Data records

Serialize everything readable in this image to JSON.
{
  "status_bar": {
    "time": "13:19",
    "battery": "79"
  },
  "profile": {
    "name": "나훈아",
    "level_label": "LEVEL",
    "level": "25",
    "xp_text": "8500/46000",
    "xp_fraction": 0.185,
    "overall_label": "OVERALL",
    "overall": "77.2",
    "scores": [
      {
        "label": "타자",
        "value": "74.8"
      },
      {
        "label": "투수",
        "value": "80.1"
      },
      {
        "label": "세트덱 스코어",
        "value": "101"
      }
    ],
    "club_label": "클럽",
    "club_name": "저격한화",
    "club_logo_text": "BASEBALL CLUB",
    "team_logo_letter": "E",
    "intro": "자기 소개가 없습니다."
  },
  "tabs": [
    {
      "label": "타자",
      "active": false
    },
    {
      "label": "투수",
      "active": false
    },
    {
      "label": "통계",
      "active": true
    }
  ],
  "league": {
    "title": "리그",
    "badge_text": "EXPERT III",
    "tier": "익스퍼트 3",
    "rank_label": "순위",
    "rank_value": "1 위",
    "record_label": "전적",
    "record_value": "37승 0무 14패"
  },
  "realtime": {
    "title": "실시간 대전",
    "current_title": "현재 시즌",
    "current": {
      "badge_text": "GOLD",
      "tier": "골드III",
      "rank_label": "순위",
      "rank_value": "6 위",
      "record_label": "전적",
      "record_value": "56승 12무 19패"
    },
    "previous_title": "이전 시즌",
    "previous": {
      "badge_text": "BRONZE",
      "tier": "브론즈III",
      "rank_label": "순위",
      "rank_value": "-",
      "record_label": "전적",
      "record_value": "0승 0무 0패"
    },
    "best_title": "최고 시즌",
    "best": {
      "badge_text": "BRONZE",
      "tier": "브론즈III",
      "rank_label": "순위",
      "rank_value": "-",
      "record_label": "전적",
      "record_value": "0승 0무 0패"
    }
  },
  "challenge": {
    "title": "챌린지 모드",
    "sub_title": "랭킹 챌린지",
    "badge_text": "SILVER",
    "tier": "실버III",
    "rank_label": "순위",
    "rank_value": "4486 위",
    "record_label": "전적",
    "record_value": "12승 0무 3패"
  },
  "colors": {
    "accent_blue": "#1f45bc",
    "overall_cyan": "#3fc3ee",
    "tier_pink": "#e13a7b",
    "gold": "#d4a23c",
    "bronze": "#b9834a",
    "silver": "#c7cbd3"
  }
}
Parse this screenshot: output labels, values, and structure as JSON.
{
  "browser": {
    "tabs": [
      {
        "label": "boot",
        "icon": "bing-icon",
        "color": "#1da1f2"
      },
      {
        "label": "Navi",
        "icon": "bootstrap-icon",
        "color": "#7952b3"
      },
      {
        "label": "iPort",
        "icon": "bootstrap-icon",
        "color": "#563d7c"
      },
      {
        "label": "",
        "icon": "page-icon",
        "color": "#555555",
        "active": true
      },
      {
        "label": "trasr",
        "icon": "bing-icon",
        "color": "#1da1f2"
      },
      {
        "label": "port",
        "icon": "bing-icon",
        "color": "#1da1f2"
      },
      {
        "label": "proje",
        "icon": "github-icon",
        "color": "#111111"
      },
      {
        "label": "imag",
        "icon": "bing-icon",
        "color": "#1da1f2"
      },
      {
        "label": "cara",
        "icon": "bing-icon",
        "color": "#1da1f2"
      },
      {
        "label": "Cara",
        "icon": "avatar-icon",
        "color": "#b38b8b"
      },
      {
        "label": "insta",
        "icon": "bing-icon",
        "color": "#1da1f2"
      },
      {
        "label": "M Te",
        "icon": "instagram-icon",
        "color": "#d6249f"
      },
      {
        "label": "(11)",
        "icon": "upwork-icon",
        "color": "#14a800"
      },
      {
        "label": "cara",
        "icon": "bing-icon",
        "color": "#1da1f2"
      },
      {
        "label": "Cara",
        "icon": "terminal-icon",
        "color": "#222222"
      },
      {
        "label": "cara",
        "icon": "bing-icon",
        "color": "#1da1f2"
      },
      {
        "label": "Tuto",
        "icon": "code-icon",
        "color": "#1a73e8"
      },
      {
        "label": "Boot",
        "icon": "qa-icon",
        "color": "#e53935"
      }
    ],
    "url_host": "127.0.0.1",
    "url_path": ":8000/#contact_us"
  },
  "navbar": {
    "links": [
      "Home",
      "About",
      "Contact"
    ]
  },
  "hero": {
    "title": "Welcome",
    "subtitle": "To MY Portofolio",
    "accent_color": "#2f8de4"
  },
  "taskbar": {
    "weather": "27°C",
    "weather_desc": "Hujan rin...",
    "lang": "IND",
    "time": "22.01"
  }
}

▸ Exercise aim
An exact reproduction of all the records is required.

▸ Written solution
Serialize everything readable in this image to JSON.
{
  "status_bar": {
    "time": "13:19",
    "battery": "79"
  },
  "profile": {
    "name": "나훈아",
    "level_label": "LEVEL",
    "level": "25",
    "xp_text": "8500/46000",
    "xp_fraction": 0.185,
    "overall_label": "OVERALL",
    "overall": "77.2",
    "scores": [
      {
        "label": "타자",
        "value": "74.8"
      },
      {
        "label": "투수",
        "value": "80.1"
      },
      {
        "label": "세트덱 스코어",
        "value": "101"
      }
    ],
    "club_label": "클럽",
    "club_name": "저격한화",
    "club_logo_text": "BASEBALL CLUB",
    "team_logo_letter": "E",
    "intro": "자기 소개가 없습니다."
  },
  "tabs": [
    {
      "label": "타자",
      "active": false
    },
    {
      "label": "투수",
      "active": false
    },
    {
      "label": "통계",
      "active": true
    }
  ],
  "league": {
    "title": "리그",
    "badge_text": "EXPERT III",
    "tier": "익스퍼트 3",
    "rank_label": "순위",
    "rank_value": "1 위",
    "record_label": "전적",
    "record_value": "37승 0무 14패"
  },
  "realtime": {
    "title": "실시간 대전",
    "current_title": "현재 시즌",
    "current": {
      "badge_text": "GOLD",
      "tier": "골드III",
      "rank_label": "순위",
      "rank_value": "6 위",
      "record_label": "전적",
      "record_value": "56승 12무 19패"
    },
    "previous_title": "이전 시즌",
    "previous": {
      "badge_text": "BRONZE",
      "tier": "브론즈III",
      "rank_label": "순위",
      "rank_value": "-",
      "record_label": "전적",
      "record_value": "0승 0무 0패"
    },
    "best_title": "최고 시즌",
    "best": {
      "badge_text": "BRONZE",
      "tier": "브론즈III",
      "rank_label": "순위",
      "rank_value": "-",
      "record_label": "전적",
      "record_value": "0승 0무 0패"
    }
  },
  "challenge": {
    "title": "챌린지 모드",
    "sub_title": "랭킹 챌린지",
    "badge_text": "SILVER",
    "tier": "실버III",
    "rank_label": "순위",
    "rank_value": "4486 위",
    "record_label": "전적",
    "record_value": "12승 0무 3패"
  },
  "colors": {
    "accent_blue": "#1f45bc",
    "overall_cyan": "#3fc3ee",
    "tier_pink": "#e13a7b",
    "gold": "#d4a23c",
    "bronze": "#b9834a",
    "silver": "#c7cbd3"
  }
}
Parse this screenshot: output labels, values, and structure as JSON.
{
  "browser": {
    "tabs": [
      {
        "label": "boot",
        "icon": "bing-icon",
        "color": "#1da1f2"
      },
      {
        "label": "Navi",
        "icon": "bootstrap-icon",
        "color": "#7952b3"
      },
      {
        "label": "iPort",
        "icon": "bootstrap-icon",
        "color": "#563d7c"
      },
      {
        "label": "",
        "icon": "page-icon",
        "color": "#555555",
        "active": true
      },
      {
        "label": "trasr",
        "icon": "bing-icon",
        "color": "#1da1f2"
      },
      {
        "label": "port",
        "icon": "bing-icon",
        "color": "#1da1f2"
      },
      {
        "label": "proje",
        "icon": "github-icon",
        "color": "#111111"
      },
      {
        "label": "imag",
        "icon": "bing-icon",
        "color": "#1da1f2"
      },
      {
        "label": "cara",
        "icon": "bing-icon",
        "color": "#1da1f2"
      },
      {
        "label": "Cara",
        "icon": "avatar-icon",
        "color": "#b38b8b"
      },
      {
        "label": "insta",
        "icon": "bing-icon",
        "color": "#1da1f2"
      },
      {
        "label": "M Te",
        "icon": "instagram-icon",
        "color": "#d6249f"
      },
      {
        "label": "(11)",
        "icon": "upwork-icon",
        "color": "#14a800"
      },
      {
        "label": "cara",
        "icon": "bing-icon",
        "color": "#1da1f2"
      },
      {
        "label": "Cara",
        "icon": "terminal-icon",
        "color": "#222222"
      },
      {
        "label": "cara",
        "icon": "bing-icon",
        "color": "#1da1f2"
      },
      {
        "label": "Tuto",
        "icon": "code-icon",
        "color": "#1a73e8"
      },
      {
        "label": "Boot",
        "icon": "qa-icon",
        "color": "#e53935"
      }
    ],
    "url_host": "127.0.0.1",
    "url_path": ":8000/#contact_us"
  },
  "navbar": {
    "links": [
      "Home",
      "About",
      "Contact"
    ]
  },
  "hero": {
    "title": "Welcome",
    "subtitle": "To MY Portofolio",
    "accent_color": "#2f8de4"
  },
  "taskbar": {
    "weather": "27°C",
    "weather_desc": "Hujan rin...",
    "lang": "IND",
    "time": "22.01"
  }
}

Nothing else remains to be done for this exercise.